───── TASK MATERIAL ─────

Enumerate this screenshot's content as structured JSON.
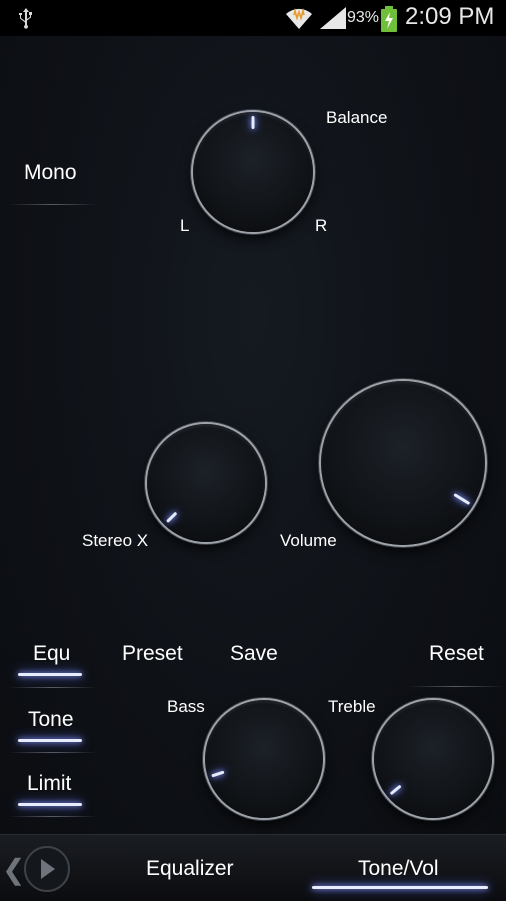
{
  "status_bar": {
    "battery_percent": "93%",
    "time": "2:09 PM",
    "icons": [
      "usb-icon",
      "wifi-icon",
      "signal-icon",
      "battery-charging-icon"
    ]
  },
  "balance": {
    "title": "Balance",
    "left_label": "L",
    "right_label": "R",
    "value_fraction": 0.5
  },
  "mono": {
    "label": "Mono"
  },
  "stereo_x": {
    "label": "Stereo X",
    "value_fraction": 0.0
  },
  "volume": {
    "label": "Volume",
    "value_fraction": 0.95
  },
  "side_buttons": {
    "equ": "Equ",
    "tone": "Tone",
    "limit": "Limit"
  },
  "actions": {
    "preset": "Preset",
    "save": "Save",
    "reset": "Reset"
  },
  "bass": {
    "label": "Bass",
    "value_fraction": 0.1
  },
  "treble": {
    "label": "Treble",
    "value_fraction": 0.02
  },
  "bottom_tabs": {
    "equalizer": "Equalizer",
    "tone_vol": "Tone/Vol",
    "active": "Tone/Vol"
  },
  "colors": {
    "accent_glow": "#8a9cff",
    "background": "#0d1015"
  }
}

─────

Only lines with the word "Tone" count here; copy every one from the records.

ANSWER FOR THIS EXERCISE
    "tone": "Tone",
    "tone_vol": "Tone/Vol",
    "active": "Tone/Vol"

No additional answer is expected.